Reproduce the records below exactly as given.
#### Data records ####
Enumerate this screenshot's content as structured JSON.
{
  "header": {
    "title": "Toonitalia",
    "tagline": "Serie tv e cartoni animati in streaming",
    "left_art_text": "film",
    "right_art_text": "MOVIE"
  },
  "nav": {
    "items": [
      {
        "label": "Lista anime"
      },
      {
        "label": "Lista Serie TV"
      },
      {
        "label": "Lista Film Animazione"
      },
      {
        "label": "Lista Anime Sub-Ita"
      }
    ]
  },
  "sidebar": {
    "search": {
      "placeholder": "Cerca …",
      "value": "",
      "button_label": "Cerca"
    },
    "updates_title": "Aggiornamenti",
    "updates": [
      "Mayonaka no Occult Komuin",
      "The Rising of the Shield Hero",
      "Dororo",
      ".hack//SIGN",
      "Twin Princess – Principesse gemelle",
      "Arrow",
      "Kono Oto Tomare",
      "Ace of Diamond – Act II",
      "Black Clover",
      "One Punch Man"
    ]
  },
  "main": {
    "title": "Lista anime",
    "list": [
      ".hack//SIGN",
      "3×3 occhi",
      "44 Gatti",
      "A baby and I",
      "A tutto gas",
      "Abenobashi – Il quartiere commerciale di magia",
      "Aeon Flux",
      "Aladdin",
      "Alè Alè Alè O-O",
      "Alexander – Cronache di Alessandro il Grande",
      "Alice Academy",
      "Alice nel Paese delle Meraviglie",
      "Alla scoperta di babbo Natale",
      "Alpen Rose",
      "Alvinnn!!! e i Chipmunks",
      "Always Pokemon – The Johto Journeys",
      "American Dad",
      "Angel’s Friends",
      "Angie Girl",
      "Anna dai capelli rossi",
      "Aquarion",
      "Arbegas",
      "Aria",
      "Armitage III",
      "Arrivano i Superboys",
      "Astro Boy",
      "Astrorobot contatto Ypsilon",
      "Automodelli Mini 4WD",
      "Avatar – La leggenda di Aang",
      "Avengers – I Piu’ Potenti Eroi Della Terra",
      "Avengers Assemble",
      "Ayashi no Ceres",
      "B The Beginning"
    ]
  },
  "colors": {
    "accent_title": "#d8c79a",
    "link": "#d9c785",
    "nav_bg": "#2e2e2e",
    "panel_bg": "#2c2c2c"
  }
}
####
● Response to this task:
Enumerate this screenshot's content as structured JSON.
{
  "header": {
    "title": "Toonitalia",
    "tagline": "Serie tv e cartoni animati in streaming",
    "left_art_text": "film",
    "right_art_text": "MOVIE"
  },
  "nav": {
    "items": [
      {
        "label": "Lista anime"
      },
      {
        "label": "Lista Serie TV"
      },
      {
        "label": "Lista Film Animazione"
      },
      {
        "label": "Lista Anime Sub-Ita"
      }
    ]
  },
  "sidebar": {
    "search": {
      "placeholder": "Cerca …",
      "value": "",
      "button_label": "Cerca"
    },
    "updates_title": "Aggiornamenti",
    "updates": [
      "Mayonaka no Occult Komuin",
      "The Rising of the Shield Hero",
      "Dororo",
      ".hack//SIGN",
      "Twin Princess – Principesse gemelle",
      "Arrow",
      "Kono Oto Tomare",
      "Ace of Diamond – Act II",
      "Black Clover",
      "One Punch Man"
    ]
  },
  "main": {
    "title": "Lista anime",
    "list": [
      ".hack//SIGN",
      "3×3 occhi",
      "44 Gatti",
      "A baby and I",
      "A tutto gas",
      "Abenobashi – Il quartiere commerciale di magia",
      "Aeon Flux",
      "Aladdin",
      "Alè Alè Alè O-O",
      "Alexander – Cronache di Alessandro il Grande",
      "Alice Academy",
      "Alice nel Paese delle Meraviglie",
      "Alla scoperta di babbo Natale",
      "Alpen Rose",
      "Alvinnn!!! e i Chipmunks",
      "Always Pokemon – The Johto Journeys",
      "American Dad",
      "Angel’s Friends",
      "Angie Girl",
      "Anna dai capelli rossi",
      "Aquarion",
      "Arbegas",
      "Aria",
      "Armitage III",
      "Arrivano i Superboys",
      "Astro Boy",
      "Astrorobot contatto Ypsilon",
      "Automodelli Mini 4WD",
      "Avatar – La leggenda di Aang",
      "Avengers – I Piu’ Potenti Eroi Della Terra",
      "Avengers Assemble",
      "Ayashi no Ceres",
      "B The Beginning"
    ]
  },
  "colors": {
    "accent_title": "#d8c79a",
    "link": "#d9c785",
    "nav_bg": "#2e2e2e",
    "panel_bg": "#2c2c2c"
  }
}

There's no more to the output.